**PROMPT**
Scan the data below. Pull out each line where "label" occurs.

**RECORDS SHOWN**
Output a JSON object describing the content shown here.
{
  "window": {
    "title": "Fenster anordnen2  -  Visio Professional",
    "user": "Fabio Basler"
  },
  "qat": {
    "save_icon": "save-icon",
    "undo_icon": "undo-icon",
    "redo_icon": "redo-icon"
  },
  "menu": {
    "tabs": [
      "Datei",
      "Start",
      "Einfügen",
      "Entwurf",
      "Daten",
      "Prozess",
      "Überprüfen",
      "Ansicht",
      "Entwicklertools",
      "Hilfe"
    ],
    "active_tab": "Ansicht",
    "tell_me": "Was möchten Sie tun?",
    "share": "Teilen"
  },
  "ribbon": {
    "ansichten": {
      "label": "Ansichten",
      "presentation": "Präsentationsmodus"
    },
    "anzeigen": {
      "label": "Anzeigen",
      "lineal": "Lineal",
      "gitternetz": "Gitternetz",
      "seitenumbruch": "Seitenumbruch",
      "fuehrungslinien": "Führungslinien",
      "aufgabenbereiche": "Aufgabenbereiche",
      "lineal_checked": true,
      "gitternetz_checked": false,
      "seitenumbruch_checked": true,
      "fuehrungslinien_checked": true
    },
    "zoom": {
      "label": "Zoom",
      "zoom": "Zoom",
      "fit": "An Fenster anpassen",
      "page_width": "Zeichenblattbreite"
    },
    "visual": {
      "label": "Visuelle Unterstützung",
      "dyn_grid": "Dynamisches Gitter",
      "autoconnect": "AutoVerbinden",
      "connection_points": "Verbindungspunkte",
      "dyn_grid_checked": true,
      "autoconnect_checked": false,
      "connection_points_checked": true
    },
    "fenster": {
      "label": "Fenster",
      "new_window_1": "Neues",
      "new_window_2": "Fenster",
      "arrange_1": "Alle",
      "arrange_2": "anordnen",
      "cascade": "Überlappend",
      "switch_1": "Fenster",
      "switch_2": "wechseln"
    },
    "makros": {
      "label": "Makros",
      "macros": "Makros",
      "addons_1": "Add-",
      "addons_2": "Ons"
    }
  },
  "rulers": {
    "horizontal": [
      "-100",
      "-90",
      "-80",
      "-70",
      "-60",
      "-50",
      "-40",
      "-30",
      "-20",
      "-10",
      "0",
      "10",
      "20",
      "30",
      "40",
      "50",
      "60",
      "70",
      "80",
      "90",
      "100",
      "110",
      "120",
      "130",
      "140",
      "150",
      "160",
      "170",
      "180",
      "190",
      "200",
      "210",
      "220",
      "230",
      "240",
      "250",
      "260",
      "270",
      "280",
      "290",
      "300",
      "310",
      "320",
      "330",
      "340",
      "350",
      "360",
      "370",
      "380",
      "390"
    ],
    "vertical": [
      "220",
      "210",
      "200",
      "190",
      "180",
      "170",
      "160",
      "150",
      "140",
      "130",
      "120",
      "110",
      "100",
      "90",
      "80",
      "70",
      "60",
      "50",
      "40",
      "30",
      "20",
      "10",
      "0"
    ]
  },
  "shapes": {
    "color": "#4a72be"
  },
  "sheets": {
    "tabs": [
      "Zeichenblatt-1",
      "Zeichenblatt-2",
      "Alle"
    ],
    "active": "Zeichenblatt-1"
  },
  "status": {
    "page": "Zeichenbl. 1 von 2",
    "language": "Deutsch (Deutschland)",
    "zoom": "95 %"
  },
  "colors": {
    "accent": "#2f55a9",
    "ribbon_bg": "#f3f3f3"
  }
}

**YOUR RESPONSE**
      "label": "Ansichten",
      "label": "Anzeigen",
      "label": "Zoom",
      "label": "Visuelle Unterstützung",
      "label": "Fenster",
      "label": "Makros",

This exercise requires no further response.